We first validated ReMIND in non-pathogenic Mycobacterium smegmatis prior to transferring it to the human pathogen M. tuberculosis. In both species, we showed efficient discrimination and isolation of non-growing survivors from growing resisters after exposure to lethal concentration of an antibiotic. The use of a fluorescent marker as a selection marker allowed us to perform cycling experiments, which consist of the repeated exposure of a bacterial population to an antibiotic prior to the sorting of live GFP positive bacteria, to enrich bacterial population for HS mutants. To evaluate the contribution of host immunity in fostering tolerance and persistence, we have started to implement the use of ReMIND in an immortalized cell line that can be differentiated in mouse bone marrow macrophage-like cells for use in infection with M. tuberculosis. Any pathway in this cell line can be easily knock-down so that we can interrogate the role of different host pathways in the emergence of bacterial populations recalcitrant to antibiotic treatment. Overall, the identification and characterization of HS mutations in M. tuberculosis, in vitro and ex vivo, will inform on bacterial and host pathways critical for M. tuberculosis to survive exposure to lethal concentration of antimicrobials and cause relapse of infection. This will help guide the development of new combination therapies that prevent relapse of infection and the development of resistance.
We anticipate that several publications will come out of this work: one that will be submitted upon completion of some aspects of the work that has been conducted over the past years, and others that include the identification of bacterial and host pathways that foster tolerance and persistence in human infections once the screening campaign has been completed.
Persistent and tolerant bacteria are difficult to study because resisters grow in the presence of an antibiotic and quickly outnumber any non-growing survivors. To overcome this challenge, we developed a unique method, ReMIND, that allows for the specific isolation of strains with mutations conferring high persistence or genetic tolerance. This method can be used in vitro as well as in complex biological settings that mimic conditions found in host environments. Application of this method is currently used to identify bacterial and host pathways that foster tolerance and persistence in human infections. Providing fundamental knowledge on the emergence of tolerance and persistence in M. tuberculosis will be critical to inform screening campaigns to search for untapped small molecule classes that kill persisters, but also for the development of new diagnostic tools that could help prevent the emergence of genetic resistance and allow for better husbandry of the current antibiotic arsenal.
This method has the potential to be applied to other microorganisms that are genetically trackable to help broaden the study of tolerance and persistence to other infectious diseases. Strengthening the knowledge on AMR is one of the main objectives of the WHO Global Action Plan on Antimicrobial Resistance adopted in May 2015; further, the United Nations high-level meeting on AMR in 2016 continued to highlight that AMR is slowly penetrating the political agenda.

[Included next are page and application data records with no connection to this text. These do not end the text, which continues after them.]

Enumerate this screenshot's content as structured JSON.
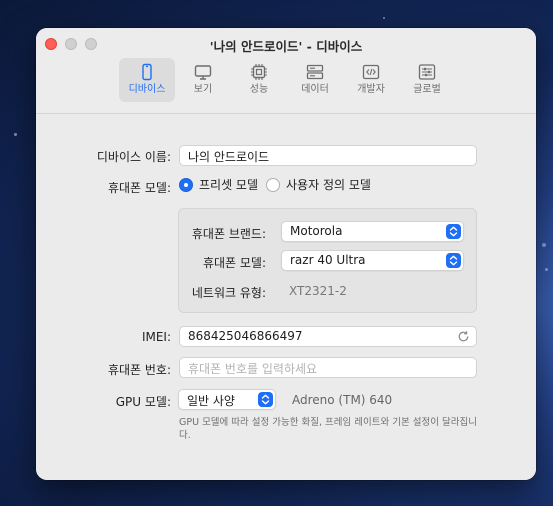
{
  "window": {
    "title": "'나의 안드로이드' - 디바이스"
  },
  "toolbar": {
    "tabs": [
      {
        "label": "디바이스",
        "icon": "phone-icon",
        "active": true
      },
      {
        "label": "보기",
        "icon": "display-icon",
        "active": false
      },
      {
        "label": "성능",
        "icon": "cpu-icon",
        "active": false
      },
      {
        "label": "데이터",
        "icon": "drive-icon",
        "active": false
      },
      {
        "label": "개발자",
        "icon": "code-icon",
        "active": false
      },
      {
        "label": "글로벌",
        "icon": "sliders-icon",
        "active": false
      }
    ]
  },
  "form": {
    "device_name_label": "디바이스 이름:",
    "device_name_value": "나의 안드로이드",
    "phone_model_label": "휴대폰 모델:",
    "radio_preset_label": "프리셋 모델",
    "radio_custom_label": "사용자 정의 모델",
    "preset": {
      "brand_label": "휴대폰 브랜드:",
      "brand_value": "Motorola",
      "model_label": "휴대폰 모델:",
      "model_value": "razr 40 Ultra",
      "network_label": "네트워크 유형:",
      "network_value": "XT2321-2"
    },
    "imei_label": "IMEI:",
    "imei_value": "868425046866497",
    "phone_number_label": "휴대폰 번호:",
    "phone_number_placeholder": "휴대폰 번호를 입력하세요",
    "gpu_label": "GPU 모델:",
    "gpu_popup_value": "일반 사양",
    "gpu_name": "Adreno (TM) 640",
    "gpu_hint": "GPU 모델에 따라 설정 가능한 화질, 프레임 레이트와 기본 설정이 달라집니다."
  },
  "colors": {
    "accent": "#1f6ff5",
    "close_button": "#ff5f57"
  }
}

We can only hope for the systematic analysis of bacterial AMR in 2019 published by the Antimicrobial Resistance Collaborators—that suggested AMR as the third cause of death from infection after SarS-CoV2 and tuberculosis—will be another incentive to climb up in the priority list of problems that our leaderships must tackle. We humbly believe that this work can contribute to it.
Antimicrobial resistance and its impact on public health and economy